Editor's Note: This story has been updated from its original version to reflect a statement from Kiko Milano.
In an exclusive email obtained by NYLON, an modeling agency on behalf of Europe-based cosmetics brand Kiko Milano — carried in the U.S. by Ulta — supposedly sent a casting email to a modeling agent requesting “no ethnics” for an upcoming campaign.
In a response given to NYLON, Kiko Milano denied the veracity of the email and gave the following statement: "At KIKO we are categorically against any form of racism and discrimination, and we have taken your article and the claims very seriously. After a thorough investigation on this today, we can state that at no point did KIKO request for a “no-ethnic” model. We have done an exhaustive internal review of all our communications to verify this. We did request to the producer for a mediterranean and a universal beauty, this part is correct."
The first few lines of the email obtained by NYLON and disputed by Kiko Milano read: “Hi guys, please let me know who you want to propose for this. The models must NOT be placed in Milan. Only younger than 25 years old. No ethnic models.” It then hyperlinked to the brand’s Instagram page.
The rest of the email detailed the shoot dates in Milan with photographer Alvaro Beamud Cortes asking for two separate models for two projects. A line in the email provided to NYLON reads: "universal beauty, not ethnic." Other descriptions for the casting in the email include: "Wonderful skin, beauty oriented. It's extremely important that she doesn't have nose or lips retouched by surgeon. The brief is always the same: Caucasic, Mediterranean, blonde, brown, and black hair."
In another section of the email, it says in capitalized and bolded letters "NO DIASTEMA" (gap teeth) and “NO ETHNICS.”
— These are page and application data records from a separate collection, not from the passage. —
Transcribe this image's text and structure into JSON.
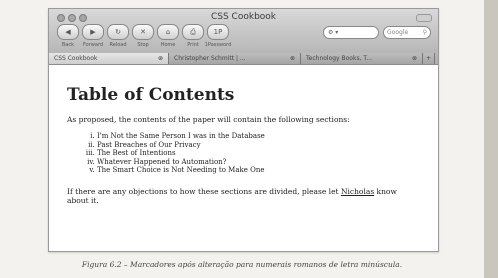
{
  "window": {
    "title": "CSS Cookbook",
    "toolbar": [
      {
        "label": "Back",
        "icon": "arrow-left-icon",
        "glyph": "◀"
      },
      {
        "label": "Forward",
        "icon": "arrow-right-icon",
        "glyph": "▶"
      },
      {
        "label": "Reload",
        "icon": "reload-icon",
        "glyph": "↻"
      },
      {
        "label": "Stop",
        "icon": "stop-icon",
        "glyph": "✕"
      },
      {
        "label": "Home",
        "icon": "home-icon",
        "glyph": "⌂"
      },
      {
        "label": "Print",
        "icon": "print-icon",
        "glyph": "⎙"
      },
      {
        "label": "1Password",
        "icon": "password-icon",
        "glyph": "1P"
      }
    ],
    "address": {
      "text": "⚙ ▾",
      "dropdown": "▾"
    },
    "search": {
      "placeholder": "Google",
      "icon": "search-icon"
    },
    "tabs": [
      {
        "label": "CSS Cookbook",
        "close": "⊗"
      },
      {
        "label": "Christopher Schmitt | ...",
        "close": "⊗"
      },
      {
        "label": "Technology Books, T...",
        "close": "⊗"
      }
    ],
    "new_tab": "+"
  },
  "document": {
    "heading": "Table of Contents",
    "intro": "As proposed, the contents of the paper will contain the following sections:",
    "sections": [
      "I'm Not the Same Person I was in the Database",
      "Past Breaches of Our Privacy",
      "The Best of Intentions",
      "Whatever Happened to Automation?",
      "The Smart Choice is Not Needing to Make One"
    ],
    "outro_before": "If there are any objections to how these sections are divided, please let ",
    "outro_link": "Nicholas",
    "outro_after": " know about it."
  },
  "caption": "Figura 6.2 – Marcadores após alteração para numerais romanos de letra minúscula."
}
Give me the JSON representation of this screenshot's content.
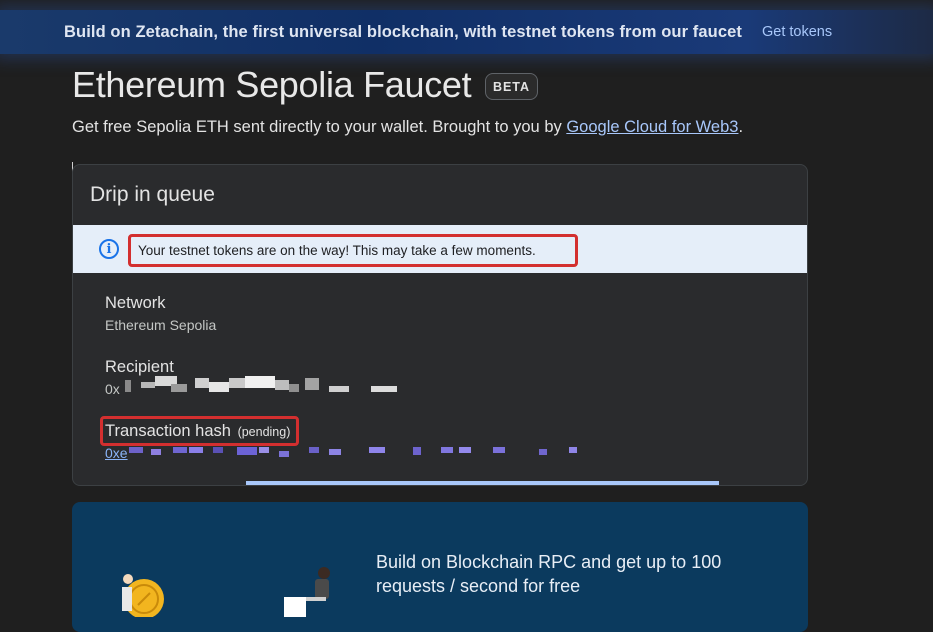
{
  "banner": {
    "text": "Build on Zetachain, the first universal blockchain, with testnet tokens from our faucet",
    "link": "Get tokens"
  },
  "header": {
    "title": "Ethereum Sepolia Faucet",
    "badge": "BETA",
    "subtitle_prefix": "Get free Sepolia ETH sent directly to your wallet. Brought to you by ",
    "subtitle_link": "Google Cloud for Web3",
    "subtitle_suffix": "."
  },
  "queue_card": {
    "title": "Drip in queue",
    "info_message": "Your testnet tokens are on the way! This may take a few moments.",
    "info_icon": "info-icon",
    "network": {
      "label": "Network",
      "value": "Ethereum Sepolia"
    },
    "recipient": {
      "label": "Recipient",
      "value_prefix": "0x"
    },
    "transaction": {
      "label": "Transaction hash",
      "status": "(pending)",
      "value_prefix": "0xe"
    }
  },
  "promo": {
    "text": "Build on Blockchain RPC and get up to 100 requests / second for free"
  },
  "colors": {
    "background": "#1f1f1f",
    "card": "#2a2b2d",
    "link": "#a8c7fa",
    "highlight": "#d32f2f",
    "info_strip": "#e5eef9",
    "promo": "#0b3a5e"
  }
}
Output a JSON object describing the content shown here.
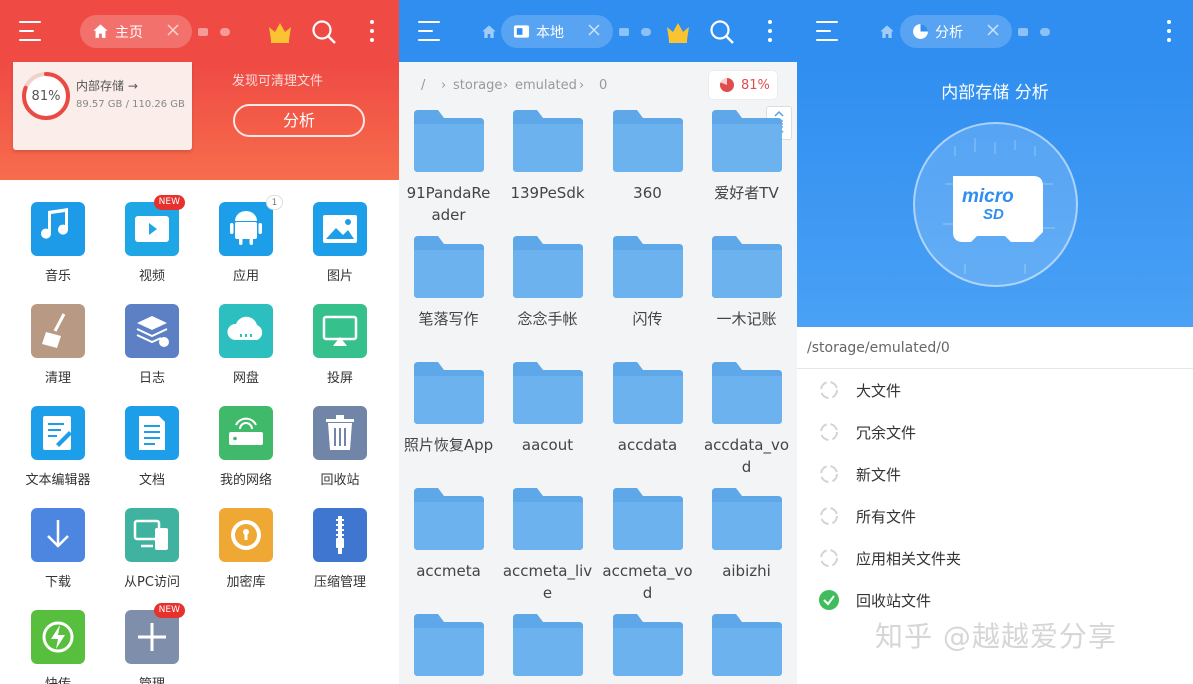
{
  "colors": {
    "red": "#ef4a44",
    "blue": "#2f8ef0",
    "folder": "#5ea8ea",
    "check": "#3fbd5c"
  },
  "home": {
    "tab_label": "主页",
    "storage_title": "内部存储 →",
    "storage_percent": "81%",
    "storage_used_fraction": 0.81,
    "storage_size": "89.57 GB / 110.26 GB",
    "cleanup_hint": "发现可清理文件",
    "analyze_label": "分析",
    "apps": [
      {
        "label": "音乐",
        "icon": "music-icon",
        "color": "#1e9be8",
        "badge": ""
      },
      {
        "label": "视频",
        "icon": "video-icon",
        "color": "#1ea7e4",
        "badge": "NEW"
      },
      {
        "label": "应用",
        "icon": "android-icon",
        "color": "#1d9ee8",
        "badge": "1"
      },
      {
        "label": "图片",
        "icon": "image-icon",
        "color": "#1d9ee8",
        "badge": ""
      },
      {
        "label": "清理",
        "icon": "broom-icon",
        "color": "#b89a84",
        "badge": ""
      },
      {
        "label": "日志",
        "icon": "log-icon",
        "color": "#5d7fc3",
        "badge": ""
      },
      {
        "label": "网盘",
        "icon": "cloud-icon",
        "color": "#2dbfbf",
        "badge": ""
      },
      {
        "label": "投屏",
        "icon": "cast-icon",
        "color": "#35c08c",
        "badge": ""
      },
      {
        "label": "文本编辑器",
        "icon": "text-editor-icon",
        "color": "#1d9ee8",
        "badge": ""
      },
      {
        "label": "文档",
        "icon": "document-icon",
        "color": "#1d9ee8",
        "badge": ""
      },
      {
        "label": "我的网络",
        "icon": "router-icon",
        "color": "#41b96b",
        "badge": ""
      },
      {
        "label": "回收站",
        "icon": "trash-icon",
        "color": "#7185a8",
        "badge": ""
      },
      {
        "label": "下载",
        "icon": "download-icon",
        "color": "#4d86e0",
        "badge": ""
      },
      {
        "label": "从PC访问",
        "icon": "pc-access-icon",
        "color": "#3fb3a0",
        "badge": ""
      },
      {
        "label": "加密库",
        "icon": "vault-icon",
        "color": "#f0a835",
        "badge": ""
      },
      {
        "label": "压缩管理",
        "icon": "zip-icon",
        "color": "#3f76cf",
        "badge": ""
      },
      {
        "label": "快传",
        "icon": "quick-transfer-icon",
        "color": "#58be3d",
        "badge": ""
      },
      {
        "label": "管理",
        "icon": "plus-icon",
        "color": "#7f8eaa",
        "badge": "NEW"
      }
    ]
  },
  "local": {
    "tab_label": "本地",
    "crumbs": [
      "/",
      "storage",
      "emulated",
      "0"
    ],
    "usage_percent": "81%",
    "usage_fraction": 0.81,
    "folders": [
      "91PandaReader",
      "139PeSdk",
      "360",
      "爱好者TV",
      "笔落写作",
      "念念手帐",
      "闪传",
      "一木记账",
      "照片恢复App",
      "aacout",
      "accdata",
      "accdata_vod",
      "accmeta",
      "accmeta_live",
      "accmeta_vod",
      "aibizhi",
      "",
      "",
      "",
      ""
    ]
  },
  "analysis": {
    "tab_label": "分析",
    "title": "内部存储 分析",
    "path": "/storage/emulated/0",
    "options": [
      {
        "label": "大文件",
        "done": false
      },
      {
        "label": "冗余文件",
        "done": false
      },
      {
        "label": "新文件",
        "done": false
      },
      {
        "label": "所有文件",
        "done": false
      },
      {
        "label": "应用相关文件夹",
        "done": false
      },
      {
        "label": "回收站文件",
        "done": true
      }
    ]
  },
  "watermark": "知乎 @越越爱分享"
}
Assuming the contents of the email are legitimate, this email being shared with NYLON by a would-be whistleblower is just one example of the ways in which the beauty industry has been taken to task for its lack of diversity and blatant displays of racism. Over the summer, hundreds of brands came under fire for not being inclusive enough or treating their BIPOC employees harshly. Major names like Naomi Campbell and Munroe Bergdorf — who was infamously fired from L’Oréal for raising concerns over white supremacy, though they rekindled their working relationship earlier this year — have all spoken up about the pervasiveness of racism in beauty, but some players have been quicker to change action than others.